And yet, it seems to me that the deeper, more profound potential of Thanksgiving can so easily be lost if all we do is give thanks for our good fortune without an accompanying humble awareness of just how many people are less fortunate, often significantly, desperately, violently, tragically less fortunate, than we are.

I know. Those are often difficult things to contemplate, and we want to enjoy ourselves on Thanksgiving, and here I am a big, fat, wet blanket. Right?

But it’s not cynicism or nihilism. Not really. I want everyone to enjoy the holiday as much as I desire to.

No, what I’m suggesting is actually rather simple. All I suggest is that we hold those less fortunate than us in our hearts as we enjoy our friends and family, our feast, our cozy homes, that we wish the same for them, and that we try as hard as we can to keep the idea alive that all living beings deserve a day off and a feast and a roof over their heads.

Happy Thanksgiving…to all!

Tweet of the Day: #thanksgiving

Just.Do.It. LOL!!/TheAtlantic/status/139409129981755392

Celebrating Eco-Progress: Hilton

It’s been a while since my last installment of Celebrating Eco-Progress — my series of posts dedicated to appreciating companies for adopting or expanding sustainable practices — because I’ve been too pissed off at big business and the 1% to pat them on the back for anything.

However, I still stand by my assertion that providing positive feedback to companies when they do something good is an effective way of encouraging them to do more and more good things.

So, today I applaud Hilton Hotels for a new partnership they’ve struck with Good360.


Hilton Worldwide has found another way to give its surplus and gently used items a second life. The hotel chain is the latest firm to partner with Good360, a nonprofit that channels product donations from companies to charities.

Non-perishable goods likely to come from Hilton properties could range from furniture, bedding and appliances to office equipment, a corporate spokeswoman said yesterday.

Some hotels in the chain are already working with Good360, she said. The corporate partnership provides a formal avenue for others to participate and find a home for usable items that would be discarded when a property replaces its furnishings, redecorates or upgrades equipment.

Very cool! It’s one thing for an organization like Good360 to exist, but companies like Hilton have to make the commitment to work with them.

And just in case you think that Good360 is some small time organization…

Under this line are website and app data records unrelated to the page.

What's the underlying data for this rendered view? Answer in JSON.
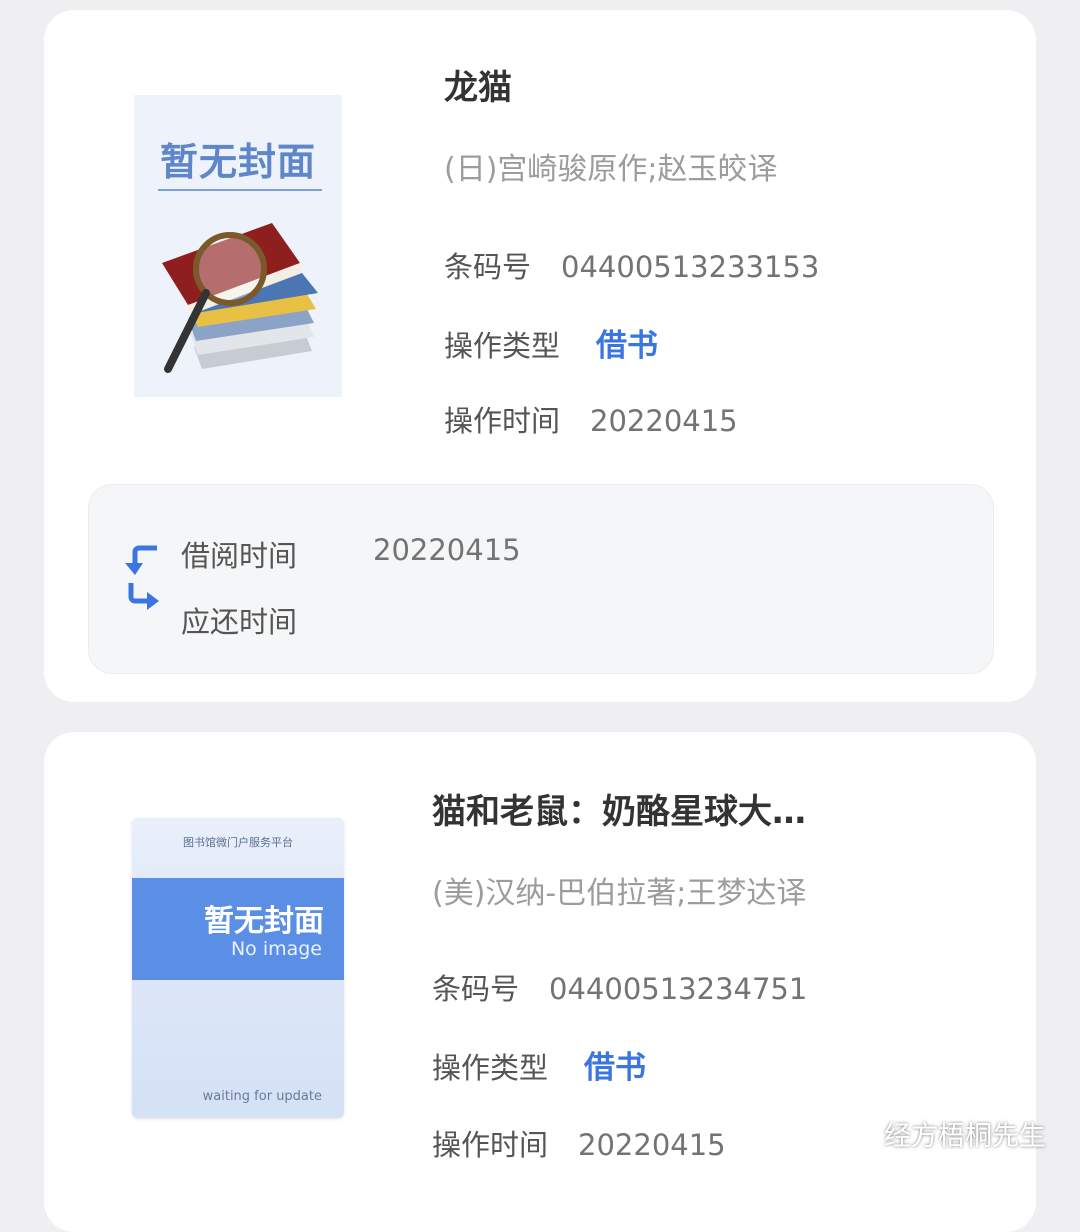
{
  "colors": {
    "accent": "#3b76e0",
    "page_bg": "#efeff1",
    "card_bg": "#ffffff"
  },
  "records": [
    {
      "title": "龙猫",
      "author": "(日)宫崎骏原作;赵玉皎译",
      "cover": {
        "placeholder_title": "暂无封面",
        "icon": "book-stack-magnifier-icon"
      },
      "barcode_label": "条码号",
      "barcode": "04400513233153",
      "op_type_label": "操作类型",
      "op_type": "借书",
      "op_time_label": "操作时间",
      "op_time": "20220415",
      "borrow": {
        "icon": "borrow-return-arrows-icon",
        "borrow_time_label": "借阅时间",
        "borrow_time": "20220415",
        "due_time_label": "应还时间"
      }
    },
    {
      "title": "猫和老鼠：奶酪星球大…",
      "author": "(美)汉纳-巴伯拉著;王梦达译",
      "cover": {
        "platform": "图书馆微门户服务平台",
        "placeholder_title": "暂无封面",
        "placeholder_sub": "No image",
        "footer": "waiting for update"
      },
      "barcode_label": "条码号",
      "barcode": "04400513234751",
      "op_type_label": "操作类型",
      "op_type": "借书",
      "op_time_label": "操作时间",
      "op_time": "20220415"
    }
  ],
  "watermark": {
    "text": "经方梧桐先生",
    "icon": "wechat-logo-icon"
  }
}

Other firms that work with Good360 include The Home Depot, HP, Bed, Bath & Beyond, Williams-Sonoma, Disney and H&M. Good360, originally founded as Gifts-in-Kind in 1983, has distributed more than $7 billion worth of donated products to charities and schools over the past 28 years, according to Kara Kozimor, spokeswoman for the nonprofit.

Meanwhile, less, um, palpable, but just as praiseworthy:

Earlier this month, Hilton announced that it is working with the Global Soap Project to recycle used soap from hotels. The bars of hand and bath soap are collected and reprocessed into new ones for use in crisis areas, such as refugee camps. Hilton also is investing $1.3 million to expand the nonprofit’s soap processing operation.

Keep up the good work, Hilton!

On Police Brutality, Free Speech, and…roosters.

November 18, 2011: Police attack peaceful protesters with pepper sray at University of California – Davis.

November 21, 2011: Bellingham City Council approves an ordinance meant to address the problem of noisy roosters in residential neighborhoods, promising, according to a Bellingham Herald headline: New Bellingham rooster noise law will be gently enforced.

Related or not?

If roosters could speak English, would they say they’re pleased that they won’t be pepper sprayed for practicing their right to free speech?

Better yet, will they feel justice was carried out if, when they do crow and annoy their human neighbors, their owners, who have forced them to live in a dense urban setting rather than the spacious farm they prefer, are fined $100?

Tweet of the Day: @TheOnion

Hilarious and spot on! Must listen!!/TheOnion/status/138629003291533312

While wincing intermittently at the sound of his bullet collection exploding…